New from The Geo Models: “These anticlines are recognizable as fault-propagation folds because the fault that offsets the deepest blue layer does not cut upward through the entire section. Displacement along the fault at depth is accommodated by folding of the overlying, un-faulted layers.”
24 July 2020
Late in the evening of July 21, 2020, State Seismologist Michael West heard a text alarm. His phone informed him of a large earthquake beneath the ocean, just south of the Alaska Peninsula, about 60 miles southeast of the village of Sand Point. His first thought was that this — the biggest earthquake on the planet so far in 2020 — would cause a devastating tsunami. His second thought was that a longstanding earthquake mystery may have just been solved.
17 July 2020
Several Mesozoic rift basins have been exhumed along the Atlantic margin of North America, creating interesting patterns in sedimentary rock layers and igneous intrusions that originated during the breakup of Pangaea.
15 May 2020

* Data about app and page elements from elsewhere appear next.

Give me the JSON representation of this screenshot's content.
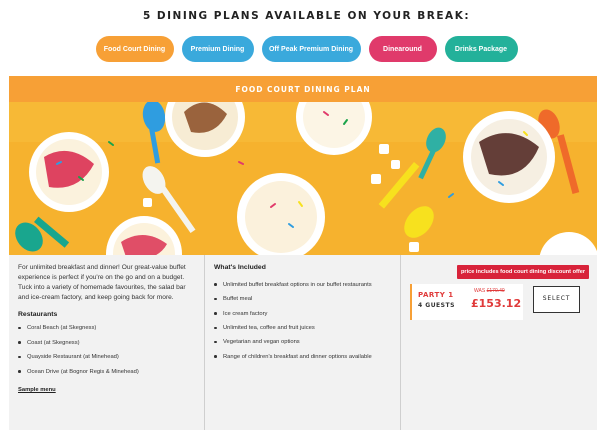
{
  "heading": "5 DINING PLANS AVAILABLE ON YOUR BREAK:",
  "plans": [
    {
      "label": "Food Court Dining",
      "color": "#f7a036"
    },
    {
      "label": "Premium Dining",
      "color": "#3aa9dc"
    },
    {
      "label": "Off Peak Premium Dining",
      "color": "#3aa9dc"
    },
    {
      "label": "Dinearound",
      "color": "#e03a6b"
    },
    {
      "label": "Drinks Package",
      "color": "#23b19a"
    }
  ],
  "banner": "FOOD COURT DINING PLAN",
  "description": "For unlimited breakfast and dinner! Our great-value buffet experience is perfect if you're on the go and on a budget. Tuck into a variety of homemade favourites, the salad bar and ice-cream factory, and keep going back for more.",
  "restaurants": {
    "title": "Restaurants",
    "items": [
      "Coral Beach (at Skegness)",
      "Coast (at Skegness)",
      "Quayside Restaurant (at Minehead)",
      "Ocean Drive (at Bognor Regis & Minehead)"
    ],
    "link": "Sample menu"
  },
  "included": {
    "title": "What's Included",
    "items": [
      "Unlimited buffet breakfast options in our buffet restaurants",
      "Buffet meal",
      "Ice cream factory",
      "Unlimited tea, coffee and fruit juices",
      "Vegetarian and vegan options",
      "Range of children's breakfast and dinner options available"
    ]
  },
  "pricing": {
    "discount_badge": "price includes food court dining discount offer",
    "party": "PARTY 1",
    "guests": "4 GUESTS",
    "was_label": "WAS",
    "was_price": "£170.40",
    "price": "£153.12",
    "select_label": "SELECT"
  },
  "colors": {
    "accent_orange": "#f7a036",
    "price_red": "#e03a3a",
    "badge_red": "#d8233a"
  }
}
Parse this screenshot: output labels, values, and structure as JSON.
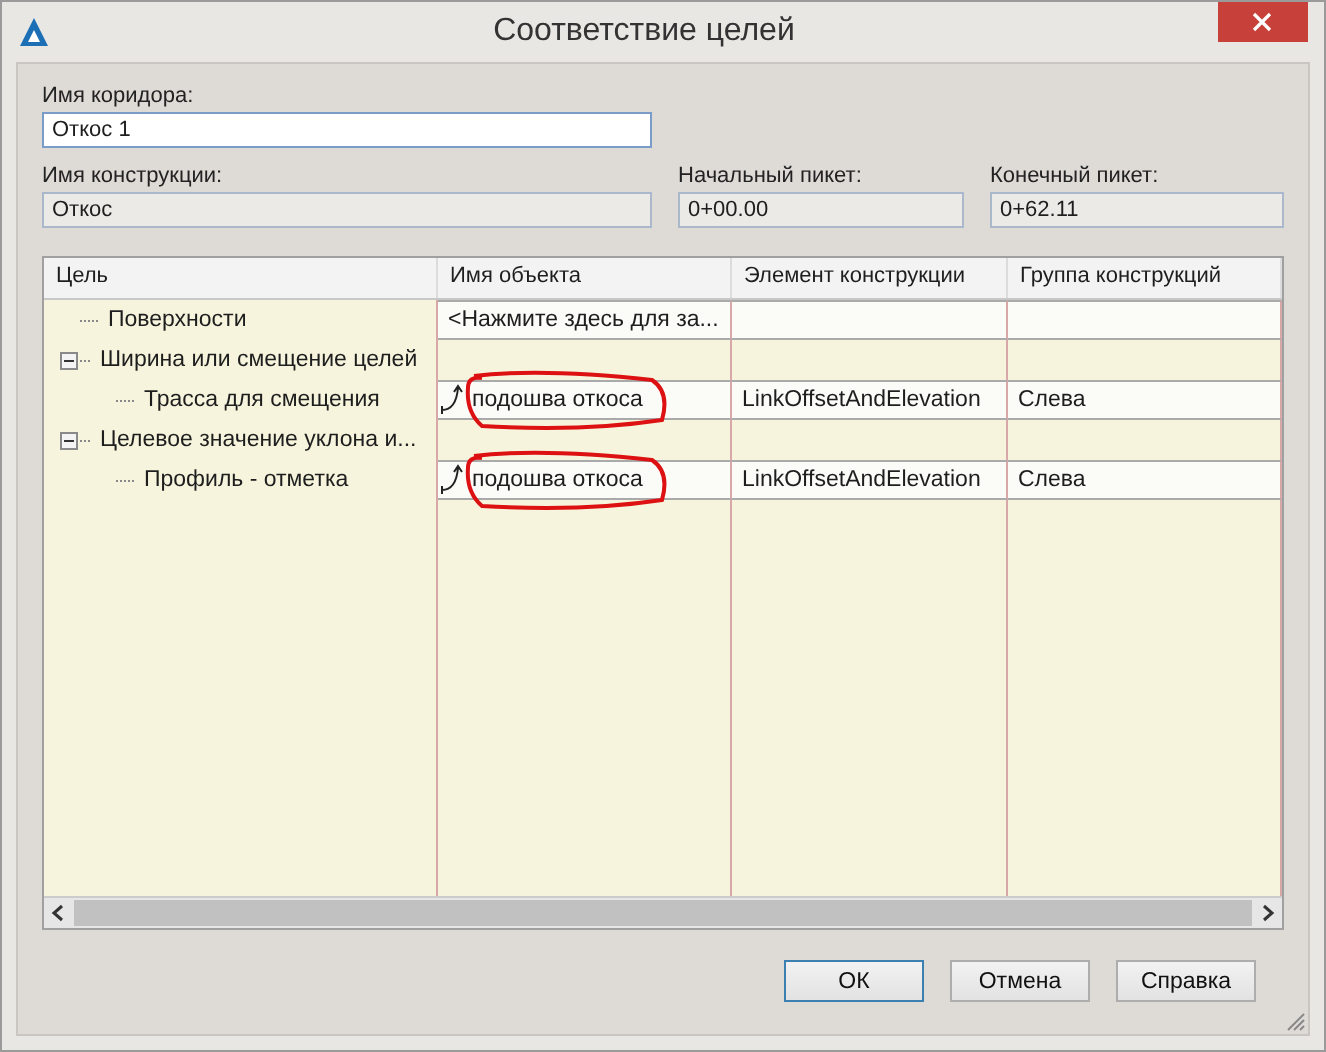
{
  "window": {
    "title": "Соответствие целей"
  },
  "corridor": {
    "label": "Имя коридора:",
    "value": "Откос 1"
  },
  "assembly": {
    "label": "Имя конструкции:",
    "value": "Откос"
  },
  "start_station": {
    "label": "Начальный пикет:",
    "value": "0+00.00"
  },
  "end_station": {
    "label": "Конечный пикет:",
    "value": "0+62.11"
  },
  "table": {
    "columns": [
      "Цель",
      "Имя объекта",
      "Элемент конструкции",
      "Группа конструкций"
    ],
    "rows": [
      {
        "label": "Поверхности",
        "object_name": "<Нажмите здесь для за..."
      },
      {
        "label": "Ширина или смещение целей",
        "expanded": true,
        "children": [
          {
            "label": "Трасса для смещения",
            "object_name": "подошва откоса",
            "linked": true,
            "circled": true,
            "element": "LinkOffsetAndElevation",
            "group": "Слева"
          }
        ]
      },
      {
        "label": "Целевое значение уклона и...",
        "expanded": true,
        "children": [
          {
            "label": "Профиль - отметка",
            "object_name": "подошва откоса",
            "linked": true,
            "circled": true,
            "element": "LinkOffsetAndElevation",
            "group": "Слева"
          }
        ]
      }
    ]
  },
  "buttons": [
    {
      "label": "ОК",
      "default": true
    },
    {
      "label": "Отмена",
      "default": false
    },
    {
      "label": "Справка",
      "default": false
    }
  ]
}
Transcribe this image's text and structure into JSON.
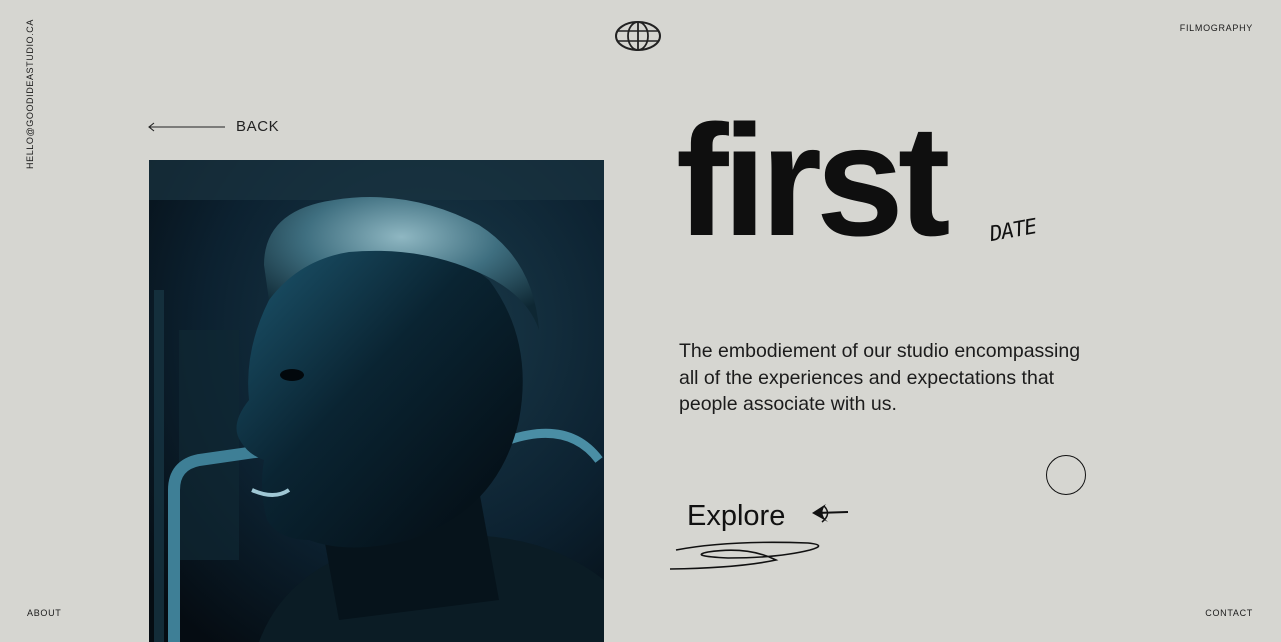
{
  "header": {
    "email": "HELLO@GOODIDEASTUDIO.CA",
    "logo_icon": "globe-icon",
    "filmography_label": "FILMOGRAPHY"
  },
  "footer": {
    "about_label": "ABOUT",
    "contact_label": "CONTACT"
  },
  "back": {
    "label": "BACK",
    "icon": "arrow-left-icon"
  },
  "hero": {
    "title": "first",
    "title_tag": "DATE",
    "description": "The embodiement of our studio encompassing all of the experiences and expectations that people associate with us.",
    "explore_label": "Explore",
    "explore_icon": "scribble-arrow-icon"
  },
  "colors": {
    "background": "#d6d6d1",
    "text": "#111111",
    "photo_tint": "#0e3345"
  }
}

A simple model of a continental rift basin that develops some characteristics of the real thing can be made by constructing a layered sand cake on top of two overlapping sheets of paper, one of which is anchored to the underlying board, etc. This model setup will produce an asymmetric half-graben style of basin, which has a single, high displacement breakaway fault on one side and several smaller faults on the other.

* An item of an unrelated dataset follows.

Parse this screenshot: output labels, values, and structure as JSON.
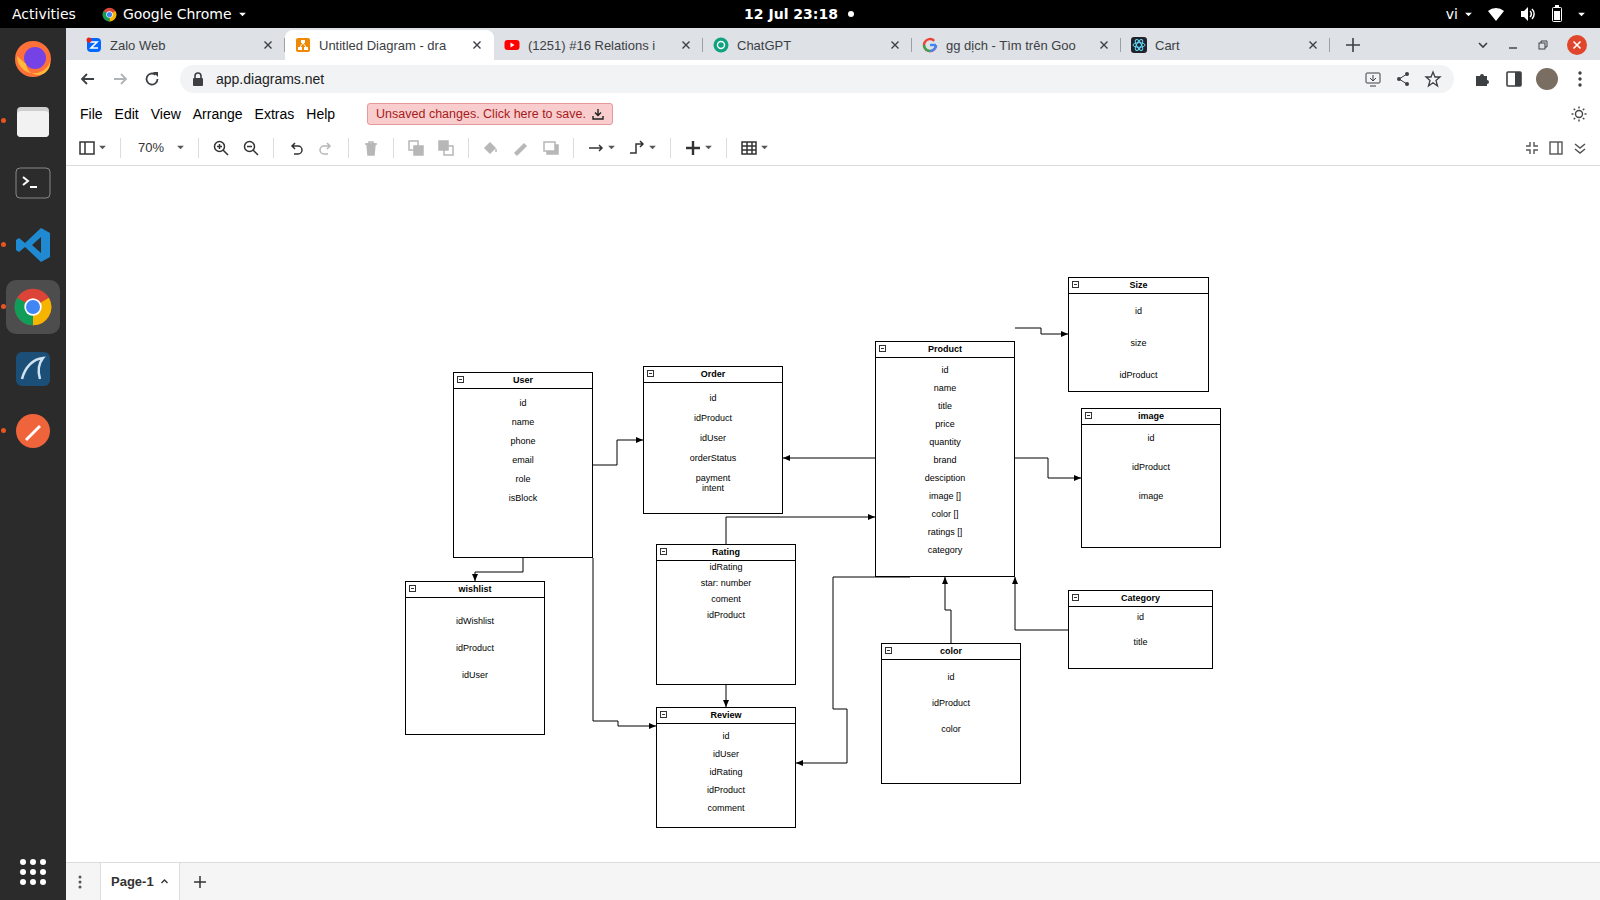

22 April 2020
Latest from from The Geo Models: Deformation associated with listric (downward flattening) normal faults produces very interesting patterns.

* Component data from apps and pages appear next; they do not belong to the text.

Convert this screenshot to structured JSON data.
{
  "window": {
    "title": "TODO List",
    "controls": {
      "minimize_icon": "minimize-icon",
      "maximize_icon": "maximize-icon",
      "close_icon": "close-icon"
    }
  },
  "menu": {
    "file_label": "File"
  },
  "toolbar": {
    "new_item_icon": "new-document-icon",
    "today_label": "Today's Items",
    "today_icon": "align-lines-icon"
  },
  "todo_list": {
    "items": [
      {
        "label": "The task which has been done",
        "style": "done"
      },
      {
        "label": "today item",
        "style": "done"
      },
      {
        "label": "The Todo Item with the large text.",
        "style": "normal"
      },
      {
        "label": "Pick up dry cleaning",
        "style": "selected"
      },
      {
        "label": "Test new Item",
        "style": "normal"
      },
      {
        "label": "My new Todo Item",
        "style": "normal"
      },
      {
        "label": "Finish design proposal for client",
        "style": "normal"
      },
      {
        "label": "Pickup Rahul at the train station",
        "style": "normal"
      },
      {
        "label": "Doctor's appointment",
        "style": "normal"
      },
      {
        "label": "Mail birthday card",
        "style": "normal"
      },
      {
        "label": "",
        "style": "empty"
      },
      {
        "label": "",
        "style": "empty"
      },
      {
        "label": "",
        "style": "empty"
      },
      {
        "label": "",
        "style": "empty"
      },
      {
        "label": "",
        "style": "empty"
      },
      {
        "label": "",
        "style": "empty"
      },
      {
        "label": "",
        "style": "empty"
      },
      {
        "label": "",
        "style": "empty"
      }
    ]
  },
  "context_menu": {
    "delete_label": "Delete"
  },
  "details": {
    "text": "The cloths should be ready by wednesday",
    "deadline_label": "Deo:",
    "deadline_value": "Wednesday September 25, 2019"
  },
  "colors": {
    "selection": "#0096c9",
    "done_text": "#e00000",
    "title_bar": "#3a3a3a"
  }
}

7 April 2020
The different mechanical properties of the layers are apparent in the dip angles of the normal faults in the model. The master fault on the left side of the model (black line) is less steep in the weak microbeads, an expression of how their failure behavior differs from the stronger layers above and below.
25 March 2020
Some upper Devonian sandstone mountains in the Virginia Valley and Ridge show evidence of deep-seated landsliding, resulting in the formation of a downthrown block (graben) along the summit ridge.
20 March 2020
A newly-released LiDAR data set reveals impressive ridge-top cracks associated with large rock slides in the Virginia Valley and Ridge. While the cracks are easily visible with LiDAR hillshade imagery, they appear to be covered by normal forest vegetation and would probably look like elongated depressions in the forest.
10 March 2020
Fold-thrust belts (both real and model, like this one) develop fault and fold patterns that reflect the properties of the rock (or sand-like materials) being deformed. The model section shown (shown here) is interesting because it results from shortening a granular layer sequence by 50% and does not show any major thrust fault structures that cut through all of the layers…
9 March 2020
In the 160 miles between the towns of Eagle and Circle, a half-dozen gold-mining settlements — most of them ghosted out — were on the south bank of the Yukon River. Not one was on the north side. That seemed like more than a coincidence.
17 February 2020
The model shown here did not work out as planned because I shortened it too much, but the overall appearance is still cool and reflects local variations in the layer pack. In real fold-thrust belts, the local or regional variations in folding and faulting style also reflect the details of the layer sequence being folded and faulted, among many other conditions.
23 January 2020
A basic Google search of “inversion geology” will produce a tremendous number of results, including conceptual illustrations, analog model results, and actual cross sections generated from subsurface imaging and drilling exploration.
13 January 2020
This post centers around an oddly meandering, dry valley 800 ft above the northwest wall of the gorge. It’s not much to look at in Google Earth imagery alone, but with enhanced maps and some understanding of how river gorges spread through topography, it gives great context for different ways of thinking about gorge development.
6 January 2020
A particularly interesting method of attempting to understanding deep fault geometry is using patterns of surface landscape evolution to identify the moving zone of uplift above a deep fault ramp. A useful analogy for this concept is to visualize sliding a spatula underneath a cooking egg.